- What you should do
Copy the records exactly. Include every line.

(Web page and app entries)
--*--

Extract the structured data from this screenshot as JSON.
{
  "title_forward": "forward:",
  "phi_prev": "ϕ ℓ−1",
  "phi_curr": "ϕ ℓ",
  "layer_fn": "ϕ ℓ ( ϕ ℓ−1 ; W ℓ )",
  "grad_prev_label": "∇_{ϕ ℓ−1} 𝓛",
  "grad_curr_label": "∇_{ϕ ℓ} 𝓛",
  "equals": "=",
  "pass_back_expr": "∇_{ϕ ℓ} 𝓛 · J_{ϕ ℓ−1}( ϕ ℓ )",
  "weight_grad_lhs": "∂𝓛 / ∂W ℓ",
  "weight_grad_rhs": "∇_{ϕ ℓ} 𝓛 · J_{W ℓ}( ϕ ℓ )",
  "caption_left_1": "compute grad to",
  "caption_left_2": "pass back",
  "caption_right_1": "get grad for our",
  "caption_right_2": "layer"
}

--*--

- Response for this exercise
Extract the structured data from this screenshot as JSON.
{
  "title_forward": "forward:",
  "phi_prev": "ϕ ℓ−1",
  "phi_curr": "ϕ ℓ",
  "layer_fn": "ϕ ℓ ( ϕ ℓ−1 ; W ℓ )",
  "grad_prev_label": "∇_{ϕ ℓ−1} 𝓛",
  "grad_curr_label": "∇_{ϕ ℓ} 𝓛",
  "equals": "=",
  "pass_back_expr": "∇_{ϕ ℓ} 𝓛 · J_{ϕ ℓ−1}( ϕ ℓ )",
  "weight_grad_lhs": "∂𝓛 / ∂W ℓ",
  "weight_grad_rhs": "∇_{ϕ ℓ} 𝓛 · J_{W ℓ}( ϕ ℓ )",
  "caption_left_1": "compute grad to",
  "caption_left_2": "pass back",
  "caption_right_1": "get grad for our",
  "caption_right_2": "layer"
}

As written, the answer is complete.